Return every line of the listing, exactly as it reads.

- [DATA SUPPLIED]:
::::::::::

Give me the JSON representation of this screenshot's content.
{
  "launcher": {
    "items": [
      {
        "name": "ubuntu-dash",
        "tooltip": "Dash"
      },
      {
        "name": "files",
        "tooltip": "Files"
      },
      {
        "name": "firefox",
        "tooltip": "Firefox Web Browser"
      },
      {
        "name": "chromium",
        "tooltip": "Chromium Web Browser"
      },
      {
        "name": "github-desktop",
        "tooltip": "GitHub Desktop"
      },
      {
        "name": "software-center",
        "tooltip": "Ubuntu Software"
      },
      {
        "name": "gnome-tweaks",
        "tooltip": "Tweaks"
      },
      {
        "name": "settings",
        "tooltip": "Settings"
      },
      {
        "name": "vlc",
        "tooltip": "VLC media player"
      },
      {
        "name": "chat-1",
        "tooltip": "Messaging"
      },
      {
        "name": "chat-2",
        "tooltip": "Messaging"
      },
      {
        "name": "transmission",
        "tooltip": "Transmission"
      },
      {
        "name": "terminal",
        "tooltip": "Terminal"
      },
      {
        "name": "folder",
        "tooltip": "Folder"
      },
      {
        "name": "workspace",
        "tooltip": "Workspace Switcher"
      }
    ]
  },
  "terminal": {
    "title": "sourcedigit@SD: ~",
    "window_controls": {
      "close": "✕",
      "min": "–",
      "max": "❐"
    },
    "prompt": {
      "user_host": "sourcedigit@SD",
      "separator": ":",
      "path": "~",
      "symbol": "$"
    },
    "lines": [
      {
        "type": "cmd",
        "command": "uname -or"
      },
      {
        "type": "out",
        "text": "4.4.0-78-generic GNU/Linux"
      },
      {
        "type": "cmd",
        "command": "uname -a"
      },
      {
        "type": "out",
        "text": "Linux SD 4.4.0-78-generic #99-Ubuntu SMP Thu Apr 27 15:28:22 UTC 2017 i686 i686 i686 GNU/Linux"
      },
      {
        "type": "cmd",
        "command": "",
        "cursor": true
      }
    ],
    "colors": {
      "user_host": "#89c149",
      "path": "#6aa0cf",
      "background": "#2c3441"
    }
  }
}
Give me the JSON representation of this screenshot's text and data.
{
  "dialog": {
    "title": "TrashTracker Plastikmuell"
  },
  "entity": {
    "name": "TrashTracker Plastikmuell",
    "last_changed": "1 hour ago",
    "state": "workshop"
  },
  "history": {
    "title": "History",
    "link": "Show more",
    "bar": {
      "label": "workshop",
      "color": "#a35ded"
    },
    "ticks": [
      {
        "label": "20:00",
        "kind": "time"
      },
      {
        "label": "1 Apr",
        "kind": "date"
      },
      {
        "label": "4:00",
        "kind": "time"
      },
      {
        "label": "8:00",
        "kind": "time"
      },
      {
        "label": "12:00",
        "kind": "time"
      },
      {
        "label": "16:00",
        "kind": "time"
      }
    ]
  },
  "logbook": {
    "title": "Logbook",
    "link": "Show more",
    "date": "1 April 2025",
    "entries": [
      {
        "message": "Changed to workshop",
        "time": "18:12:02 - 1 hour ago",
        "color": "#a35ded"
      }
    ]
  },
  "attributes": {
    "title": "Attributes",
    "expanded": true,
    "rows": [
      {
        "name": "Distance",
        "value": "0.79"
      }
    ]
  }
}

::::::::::

- [RESPONSE FOR THIS EXERCISE]:
Give me the JSON representation of this screenshot's content.
{
  "launcher": {
    "items": [
      {
        "name": "ubuntu-dash",
        "tooltip": "Dash"
      },
      {
        "name": "files",
        "tooltip": "Files"
      },
      {
        "name": "firefox",
        "tooltip": "Firefox Web Browser"
      },
      {
        "name": "chromium",
        "tooltip": "Chromium Web Browser"
      },
      {
        "name": "github-desktop",
        "tooltip": "GitHub Desktop"
      },
      {
        "name": "software-center",
        "tooltip": "Ubuntu Software"
      },
      {
        "name": "gnome-tweaks",
        "tooltip": "Tweaks"
      },
      {
        "name": "settings",
        "tooltip": "Settings"
      },
      {
        "name": "vlc",
        "tooltip": "VLC media player"
      },
      {
        "name": "chat-1",
        "tooltip": "Messaging"
      },
      {
        "name": "chat-2",
        "tooltip": "Messaging"
      },
      {
        "name": "transmission",
        "tooltip": "Transmission"
      },
      {
        "name": "terminal",
        "tooltip": "Terminal"
      },
      {
        "name": "folder",
        "tooltip": "Folder"
      },
      {
        "name": "workspace",
        "tooltip": "Workspace Switcher"
      }
    ]
  },
  "terminal": {
    "title": "sourcedigit@SD: ~",
    "window_controls": {
      "close": "✕",
      "min": "–",
      "max": "❐"
    },
    "prompt": {
      "user_host": "sourcedigit@SD",
      "separator": ":",
      "path": "~",
      "symbol": "$"
    },
    "lines": [
      {
        "type": "cmd",
        "command": "uname -or"
      },
      {
        "type": "out",
        "text": "4.4.0-78-generic GNU/Linux"
      },
      {
        "type": "cmd",
        "command": "uname -a"
      },
      {
        "type": "out",
        "text": "Linux SD 4.4.0-78-generic #99-Ubuntu SMP Thu Apr 27 15:28:22 UTC 2017 i686 i686 i686 GNU/Linux"
      },
      {
        "type": "cmd",
        "command": "",
        "cursor": true
      }
    ],
    "colors": {
      "user_host": "#89c149",
      "path": "#6aa0cf",
      "background": "#2c3441"
    }
  }
}
Give me the JSON representation of this screenshot's text and data.
{
  "dialog": {
    "title": "TrashTracker Plastikmuell"
  },
  "entity": {
    "name": "TrashTracker Plastikmuell",
    "last_changed": "1 hour ago",
    "state": "workshop"
  },
  "history": {
    "title": "History",
    "link": "Show more",
    "bar": {
      "label": "workshop",
      "color": "#a35ded"
    },
    "ticks": [
      {
        "label": "20:00",
        "kind": "time"
      },
      {
        "label": "1 Apr",
        "kind": "date"
      },
      {
        "label": "4:00",
        "kind": "time"
      },
      {
        "label": "8:00",
        "kind": "time"
      },
      {
        "label": "12:00",
        "kind": "time"
      },
      {
        "label": "16:00",
        "kind": "time"
      }
    ]
  },
  "logbook": {
    "title": "Logbook",
    "link": "Show more",
    "date": "1 April 2025",
    "entries": [
      {
        "message": "Changed to workshop",
        "time": "18:12:02 - 1 hour ago",
        "color": "#a35ded"
      }
    ]
  },
  "attributes": {
    "title": "Attributes",
    "expanded": true,
    "rows": [
      {
        "name": "Distance",
        "value": "0.79"
      }
    ]
  }
}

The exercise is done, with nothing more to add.